Birth Hypoxia Boy Awarded £5.5M Damages Faces NHS Appeal

Posted: 13th June 2012

Hospital testsThe family of a teenage boy who was awarded £5.5 million damages after a judge found that he had been negligently starved of oxygen in the few minutes before his birth is facing an appeal by the NHS.
Fourteen years after the boy’s birth, lawyers and experts are still at odds over exactly what happened in a period of just five minutes before his delivery.
The boy is severely disabled. He cannot speak, has to be fed through a tube and needs 24-hour care. Last year, a judge awarded him £5.5 million to meet his care needs after the court found that his hospital birth had been negligently delayed.
Judge Stephen Oliver-Jones QC ruled that the boy's brain damage was a result of profound hypoxia during the final few minutes before he was born and, had he been delivered sooner, he would have been uninjured.
However, the NHS is taking its case to the Court of Appeal. If it is successful, the boy, will go uncompensated.
The Trust involved argues that the damage to the boy’s brain occurred 'some time remote from delivery' in the last three days of his mother's labour.

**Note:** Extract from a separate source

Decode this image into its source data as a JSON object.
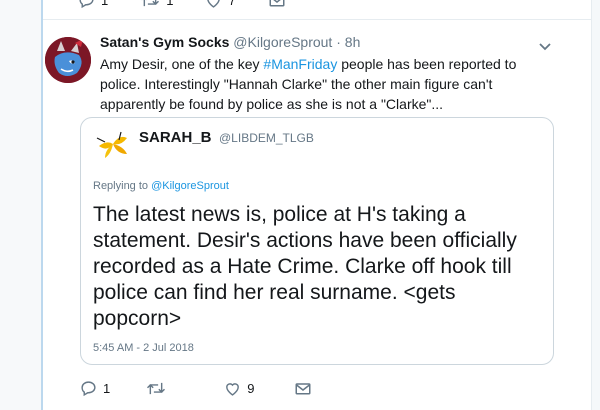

It is also argued that Judge Oliver-Jones 'misunderstood' medical expert evidence central to the case and that, even with competent care in the final stages of labour, the boy could not have been delivered by the critical time.